As we just concluded another record-breaking year of junior beach volleyball in 2013, I took a few moments to reflect on where things started, where they are now and where they’re going. I grew up in the Triad and was able to participate for three years on a co-ed volleyball team, which got me hooked on the sport. Even though there were no formal opportunities to play boys’ volleyball during high school, I continued to play occasionally in the backyard and recreationally in college either on the sand courts by the dorms or through intramurals.
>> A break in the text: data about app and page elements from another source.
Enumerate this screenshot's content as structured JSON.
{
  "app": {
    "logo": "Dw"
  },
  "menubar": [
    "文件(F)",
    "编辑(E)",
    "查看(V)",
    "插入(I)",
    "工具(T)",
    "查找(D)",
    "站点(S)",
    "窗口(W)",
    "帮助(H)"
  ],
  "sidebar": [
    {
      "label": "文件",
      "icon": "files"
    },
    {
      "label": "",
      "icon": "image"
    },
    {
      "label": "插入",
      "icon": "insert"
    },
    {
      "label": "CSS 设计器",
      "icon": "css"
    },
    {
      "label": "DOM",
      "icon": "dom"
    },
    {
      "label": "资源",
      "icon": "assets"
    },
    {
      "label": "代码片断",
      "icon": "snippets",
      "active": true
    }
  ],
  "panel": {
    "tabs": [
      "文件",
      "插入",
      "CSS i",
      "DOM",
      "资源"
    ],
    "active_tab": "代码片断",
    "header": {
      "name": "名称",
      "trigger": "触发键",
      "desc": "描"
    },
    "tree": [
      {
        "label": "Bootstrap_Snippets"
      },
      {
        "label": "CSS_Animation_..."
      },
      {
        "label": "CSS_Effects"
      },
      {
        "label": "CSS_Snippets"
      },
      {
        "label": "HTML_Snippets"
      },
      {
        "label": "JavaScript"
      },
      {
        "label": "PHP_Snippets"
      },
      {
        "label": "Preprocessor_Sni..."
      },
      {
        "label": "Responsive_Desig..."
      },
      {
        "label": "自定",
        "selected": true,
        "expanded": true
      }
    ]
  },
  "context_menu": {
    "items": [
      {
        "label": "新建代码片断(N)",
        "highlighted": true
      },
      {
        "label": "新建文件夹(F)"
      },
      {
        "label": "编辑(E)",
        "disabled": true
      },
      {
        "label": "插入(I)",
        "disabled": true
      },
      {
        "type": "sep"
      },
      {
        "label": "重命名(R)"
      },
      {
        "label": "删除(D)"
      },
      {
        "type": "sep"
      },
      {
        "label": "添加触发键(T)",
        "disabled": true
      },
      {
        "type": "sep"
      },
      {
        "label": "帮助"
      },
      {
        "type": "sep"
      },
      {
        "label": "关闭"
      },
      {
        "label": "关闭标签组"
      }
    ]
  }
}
While I didn’t consider myself a serious player, I was completely enamored by the sport.
After participating in an occasional tournament, traveling to places like Captain Bills in Wilmington or even down to Florida, I got to thinking “Why aren’t there some sand volleyball tournaments around the Raleigh area?” I saw so many people playing in grass events, and with multiple parks in the area with 4-6 courts each, it just made sense to me.
As I was doing my research on this idea, I happened to stumble across a site called AAU Beach. I read on the website about how junior beach tournaments got started in California in the 1990s. I said to myself “Wow, I wish I had this opportunity when I was growing up!” And this led to starting BOTH junior and adult sand tournaments under the Vh1vball organization in 2006.
I quickly found myself focusing on the junior side of things with the help of well-established volleyball people in NC, Mike Marks and Vaughn Hastings. The first year saw three tournaments and a clinic event. From what I could tell, it was the first large-scale effort in NC to involve juniors in the sport of beach volleyball. The very first tournament that year at Jaycee Park had 24 teams competing across the 14U-18U divisions. It was a modest but successful start.
Junior tournaments would continue to grow in leaps and bounds in subsequent years. Participation numbers would seemingly double almost every year. Events with 40-50 teams became common, then 70-80 – finally 100+ became the reality! In 2013, the four Vh1vball hosted events brought in 419 teams with the Carolina Grand Slam in May having 143, the most ever for a juniors beach event in NC. Other organizations across the state have joined in recent years to help establish the Carolina Region Jr Beach Volleyball Tour. In seven years, the sport of junior beach volleyball in NC has become a nationally recognized hotspot for junior beach volleyball participation.